Our friend and reader of Booksnthoughts.com asked a good question: Is the Purim story a parable? “What is the significance that Esther is a Persian name? Did Esther really exist or is she a fictional character?” I thought all of our readers would be interested in the answer. Therefore, I am writing the following.


Esther and Mordecai have names based on Persian idols Ishtar and Marduk, but I see no significance in this. Many Talmudic rabbis and Jewish kings had non-Jewish names. The names of our Jewish months are derived from Babylonia and include an idol’s name.


I have two thoughts regarding whether the biblical tale occurred or is a parable. First, I am reminded to recall and follow the advice of the Greek philosopher Plato’s story, which states that his teacher, the philosopher Socrates, was the most intelligent person because he knew he did not know everything. I admit I do not know. Some scholars contend that there is no evidence that Esther existed and the story is a parable. The French Jewish philosopher Joseph ibn Kaspi (1279-1240), who generally followed the views of Maimonides, viewed the Esther story as an allegory that shows how human beings can overcome unfavorable situations. Other scholars disagree. Most rabbis insist it is actual history. I do not know if some of them are saying so only to make Jews who feel they must believe the tale occurred are correct.


Second, even if the book is a parable, it is still sacred because of the many lessons it teaches.
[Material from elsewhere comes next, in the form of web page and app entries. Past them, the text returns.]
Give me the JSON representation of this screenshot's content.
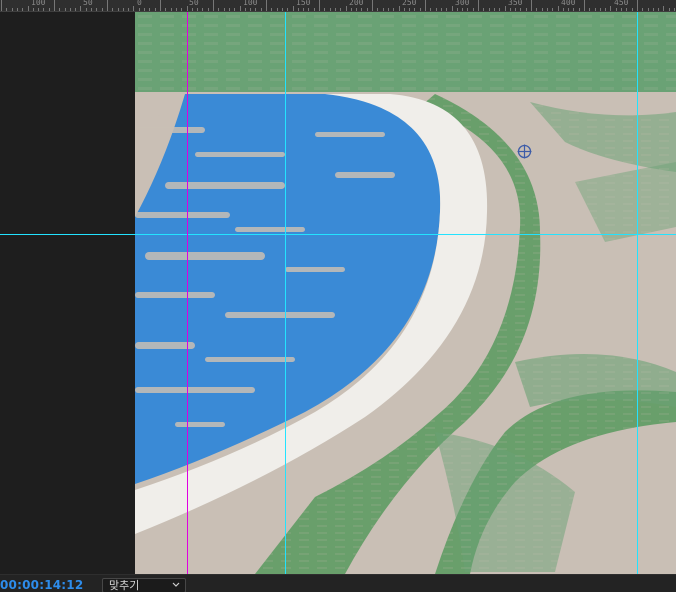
{
  "ruler": {
    "labels": [
      "100",
      "50",
      "0",
      "50",
      "100",
      "150",
      "200",
      "250",
      "300",
      "350",
      "400",
      "450"
    ]
  },
  "canvas": {
    "anchor_icon": "crosshair-circle-icon"
  },
  "footer": {
    "timecode": "00:00:14:12",
    "fit_label": "맞추기",
    "dropdown_icon": "chevron-down-icon"
  },
  "colors": {
    "timecode": "#2d8ceb",
    "guide_cyan": "#23e3ff",
    "guide_magenta": "#e000e0",
    "court_blue": "#3a8ad6",
    "court_line": "#f2f0ec",
    "court_green": "#5a9a5e",
    "court_beige": "#c9bfb5"
  }
}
Many parts of the Torah itself, such as the introduction about how the world was created, are parables. Some other biblical books, such as the Book of Job, are parables.